The use of belly putters has been a hot topic of late, with players like Adam Scott, Keegan Bradley, Webb Simpson and even Phil Mickelson choosing to add long putters to the bag.
Following Bradley’s victory at the PGA Championship – the first ever Major won with a belly putter– discussion was rife about whether the USGA and R&A would be forced to address the legality of the long/belly putter.
The controversy surrounds the “anchoring” of the putter against the golfer’s body, which provides a third point of contact between golfer and club, and creates a “fulcrum” to improve the putting stroke. Opponents of the long putter claim that a golfer’s hands should be the only connection to any golf club.
The Rules of Golf state that a putter cannot be shorter than 18 inches, but there’s no maximum length. There is a rule, however, which states that equipment must maintain “traditional and customary” use – and many opponents of the belly putter note that ‘anchoring’ goes against this rule.
“If you’re going to adhere to the Rules of Golf, it states in there somewhere that the putter shouldn’t be anchored, which obviously belly putters are. You stick them in your stomach,” said Lee Westwood, an outspoken critic of the belly putters.
Another critic is South African Ernie Els who, back in 2004 called for a ban on the belly putters.
“I think they should be banned. Nerves and the skill of putting are part of the game. You know, take a tablet if you can’t handle it.”
Ironically (some say hypocritically) Els himself turned to a belly putter this year, following a spate of poor putting performances on tour. And even Westwood dabbled with a belly putter following the Masters in April.
Shortly after Bradley’s PGA victory, the Gecko EuroPro Tour — a mini tour located in Spain – announced that it was banning the long putter from all events.
Gecko EuroPro Tour’s director of golf Paul Netherton said “With the anchoring of the putter into a player’s midriff, we feel this gives a player an unfair advantage over the rest of the competitors in the field, which goes against the ethos and spirit of the game.”
While the R&A and USGA haven’t recently made a formal statement, USGA president Mike Davis said back in April that users of belly putters tended to fall into two groups of players: “those that are afflicted with yips or something else that’s not good, or people that have back problems. Do we want to take clubs out of the hands of people who almost can’t enjoy the game anymore?”

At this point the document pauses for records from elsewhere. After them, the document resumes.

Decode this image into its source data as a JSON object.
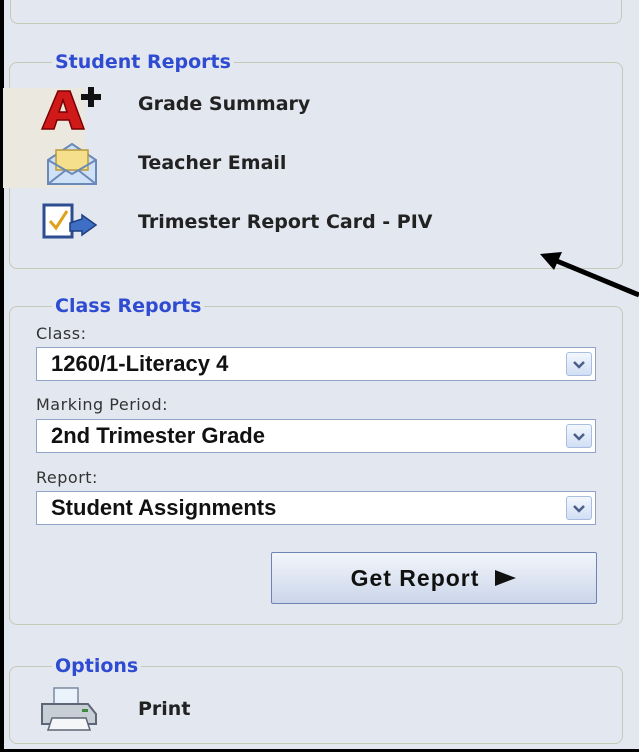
{
  "student_reports": {
    "legend": "Student Reports",
    "items": [
      {
        "label": "Grade Summary",
        "icon": "grade-a-plus-icon"
      },
      {
        "label": "Teacher Email",
        "icon": "email-envelope-icon"
      },
      {
        "label": "Trimester Report Card - PIV",
        "icon": "report-card-icon"
      }
    ]
  },
  "class_reports": {
    "legend": "Class Reports",
    "class_label": "Class:",
    "class_value": "1260/1-Literacy 4",
    "marking_period_label": "Marking Period:",
    "marking_period_value": "2nd Trimester Grade",
    "report_label": "Report:",
    "report_value": "Student Assignments",
    "get_report_label": "Get Report"
  },
  "options": {
    "legend": "Options",
    "print_label": "Print",
    "print_icon": "printer-icon"
  },
  "annotation": {
    "arrow_icon": "pointer-arrow-icon"
  },
  "colors": {
    "legend": "#2e4bd1",
    "panel_bg": "#e3e7ef",
    "panel_border": "#c5c9b8",
    "select_border": "#8fa3c9"
  }
}
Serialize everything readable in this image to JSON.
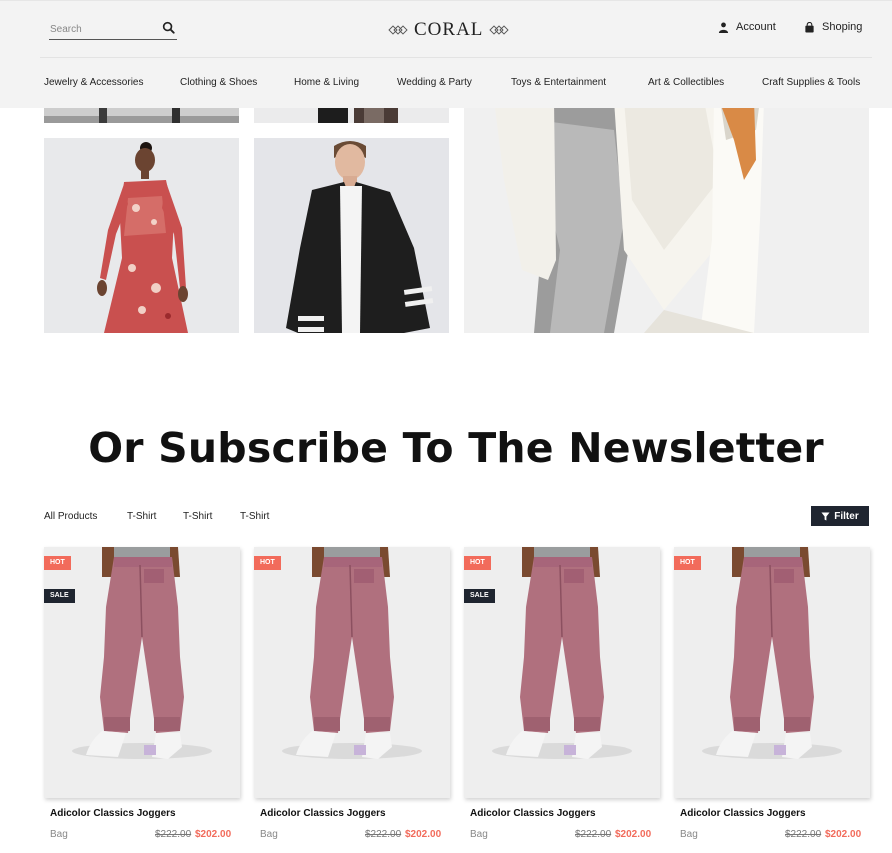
{
  "header": {
    "search": {
      "placeholder": "Search",
      "value": "",
      "icon": "search-icon"
    },
    "logo": {
      "text": "CORAL",
      "icon": "diamond-ornament-icon"
    },
    "account": {
      "label": "Account",
      "icon": "user-icon"
    },
    "shopping": {
      "label": "Shoping",
      "icon": "shopping-bag-icon"
    }
  },
  "nav": {
    "items": [
      "Jewelry & Accessories",
      "Clothing & Shoes",
      "Home & Living",
      "Wedding & Party",
      "Toys & Entertainment",
      "Art & Collectibles",
      "Craft Supplies & Tools"
    ]
  },
  "newsletter": {
    "title": "Or Subscribe To The Newsletter"
  },
  "tabs": {
    "items": [
      "All Products",
      "T-Shirt",
      "T-Shirt",
      "T-Shirt"
    ]
  },
  "filter": {
    "label": "Filter",
    "icon": "filter-funnel-icon"
  },
  "products": [
    {
      "name": "Adicolor Classics Joggers",
      "category": "Bag",
      "old_price": "$222.00",
      "price": "$202.00",
      "badge_hot": "HOT",
      "badge_sale": "SALE"
    },
    {
      "name": "Adicolor Classics Joggers",
      "category": "Bag",
      "old_price": "$222.00",
      "price": "$202.00",
      "badge_hot": "HOT",
      "badge_sale": ""
    },
    {
      "name": "Adicolor Classics Joggers",
      "category": "Bag",
      "old_price": "$222.00",
      "price": "$202.00",
      "badge_hot": "HOT",
      "badge_sale": "SALE"
    },
    {
      "name": "Adicolor Classics Joggers",
      "category": "Bag",
      "old_price": "$222.00",
      "price": "$202.00",
      "badge_hot": "HOT",
      "badge_sale": ""
    }
  ],
  "colors": {
    "accent": "#f26b5b",
    "dark": "#1f2530",
    "header_bg": "#f3f3f3"
  }
}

Fair enough, many think. After all, the belly putter has given a new lease on life for many golfers of all levels. But do the world’s elite golfers – the best of the best on the greens – really deserve to have an artificial aid like this? What about the trickle-down effect onto social players, club golfers and even juniors as they see their heroes wielding these long putters?
One Inside Golf reader, C.A. Ciastkowski (from Rosebud West) summed it up nicely in a recent letter:
“Putting – winning for that matter – is more than just having good technique. It’s also about being able to perform under pressure. Being able to control your nerves. By anchoring the putter, you are artificially minimising the chance of the hands having a mind of their own. If a player cannot use a conventional-length putter, then perhaps they should not be playing professional golf.”
And according to players like Australia’s Peter Senior, the long putter isn’t necessarily the Holy Grail of putting anyway.
“If anyone thinks the long putters are the answer to good putting, they are dead wrong. I’ve been using the long putter for over 20 years, and I have certainly had my ups and downs with it,” says Senior. “You still have to read the breaks and hit it at the right speed to hole a lot of putts. Just because someone has won a major with a long putter, why all of a sudden does this question come up? More tournaments will be won by guys using long putters now that so many players use them.”
Regardless of the legality, many believe that the long putter is now part of the culture, and that it is far too late to ban it.
“If they were going to be banned, it should have happened 20-plus years ago,” said Mickelson.
“Now that it’s been legal, I don’t think you can make it retroactive. There have been guys that have been working with that putter for years, if not decades.”
While that may be a fair call, a similar issue was addressed recently with the rollback of U-shaped grooves on irons. Despite the U grooves having been around for years, the R&A had no qualms about forcing professionals to change entire sets of irons to a new V-shaped layout. So there is a precedent with rolling back clubs.
At any rate, it is an interesting debate, and one that will certainly be around for a “long” time.
Should long/belly putters be banned? Have you ever used a belly or broomstick putter? Share your comment below!